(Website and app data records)
Segment Open
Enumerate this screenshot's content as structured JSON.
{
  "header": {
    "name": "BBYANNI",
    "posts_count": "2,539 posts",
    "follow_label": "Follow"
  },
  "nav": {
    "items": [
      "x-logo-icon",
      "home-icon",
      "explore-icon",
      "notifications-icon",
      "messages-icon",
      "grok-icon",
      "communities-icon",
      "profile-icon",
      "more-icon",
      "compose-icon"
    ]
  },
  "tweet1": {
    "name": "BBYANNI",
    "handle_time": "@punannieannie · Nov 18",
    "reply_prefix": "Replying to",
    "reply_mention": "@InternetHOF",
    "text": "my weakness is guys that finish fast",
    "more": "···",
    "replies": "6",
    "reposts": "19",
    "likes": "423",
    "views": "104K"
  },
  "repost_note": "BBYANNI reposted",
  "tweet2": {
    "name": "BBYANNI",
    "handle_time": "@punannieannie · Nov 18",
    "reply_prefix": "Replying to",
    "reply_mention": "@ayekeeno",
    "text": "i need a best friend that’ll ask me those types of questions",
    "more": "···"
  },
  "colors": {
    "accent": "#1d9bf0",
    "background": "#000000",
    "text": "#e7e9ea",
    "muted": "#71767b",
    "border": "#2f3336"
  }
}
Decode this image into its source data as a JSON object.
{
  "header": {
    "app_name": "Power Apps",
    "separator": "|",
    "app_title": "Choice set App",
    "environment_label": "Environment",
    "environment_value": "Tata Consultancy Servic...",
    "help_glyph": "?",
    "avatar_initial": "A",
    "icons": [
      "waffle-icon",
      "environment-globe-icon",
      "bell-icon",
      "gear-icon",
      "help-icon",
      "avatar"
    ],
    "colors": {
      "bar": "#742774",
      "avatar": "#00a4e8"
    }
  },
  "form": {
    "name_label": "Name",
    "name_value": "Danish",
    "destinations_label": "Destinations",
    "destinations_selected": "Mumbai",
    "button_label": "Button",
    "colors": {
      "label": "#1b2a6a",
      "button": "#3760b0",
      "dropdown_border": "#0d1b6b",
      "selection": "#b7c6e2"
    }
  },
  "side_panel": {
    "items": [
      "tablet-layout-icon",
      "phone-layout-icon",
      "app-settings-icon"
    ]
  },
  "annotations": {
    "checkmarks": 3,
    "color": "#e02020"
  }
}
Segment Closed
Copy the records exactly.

#### [Your solution]
Enumerate this screenshot's content as structured JSON.
{
  "header": {
    "name": "BBYANNI",
    "posts_count": "2,539 posts",
    "follow_label": "Follow"
  },
  "nav": {
    "items": [
      "x-logo-icon",
      "home-icon",
      "explore-icon",
      "notifications-icon",
      "messages-icon",
      "grok-icon",
      "communities-icon",
      "profile-icon",
      "more-icon",
      "compose-icon"
    ]
  },
  "tweet1": {
    "name": "BBYANNI",
    "handle_time": "@punannieannie · Nov 18",
    "reply_prefix": "Replying to",
    "reply_mention": "@InternetHOF",
    "text": "my weakness is guys that finish fast",
    "more": "···",
    "replies": "6",
    "reposts": "19",
    "likes": "423",
    "views": "104K"
  },
  "repost_note": "BBYANNI reposted",
  "tweet2": {
    "name": "BBYANNI",
    "handle_time": "@punannieannie · Nov 18",
    "reply_prefix": "Replying to",
    "reply_mention": "@ayekeeno",
    "text": "i need a best friend that’ll ask me those types of questions",
    "more": "···"
  },
  "colors": {
    "accent": "#1d9bf0",
    "background": "#000000",
    "text": "#e7e9ea",
    "muted": "#71767b",
    "border": "#2f3336"
  }
}
Decode this image into its source data as a JSON object.
{
  "header": {
    "app_name": "Power Apps",
    "separator": "|",
    "app_title": "Choice set App",
    "environment_label": "Environment",
    "environment_value": "Tata Consultancy Servic...",
    "help_glyph": "?",
    "avatar_initial": "A",
    "icons": [
      "waffle-icon",
      "environment-globe-icon",
      "bell-icon",
      "gear-icon",
      "help-icon",
      "avatar"
    ],
    "colors": {
      "bar": "#742774",
      "avatar": "#00a4e8"
    }
  },
  "form": {
    "name_label": "Name",
    "name_value": "Danish",
    "destinations_label": "Destinations",
    "destinations_selected": "Mumbai",
    "button_label": "Button",
    "colors": {
      "label": "#1b2a6a",
      "button": "#3760b0",
      "dropdown_border": "#0d1b6b",
      "selection": "#b7c6e2"
    }
  },
  "side_panel": {
    "items": [
      "tablet-layout-icon",
      "phone-layout-icon",
      "app-settings-icon"
    ]
  },
  "annotations": {
    "checkmarks": 3,
    "color": "#e02020"
  }
}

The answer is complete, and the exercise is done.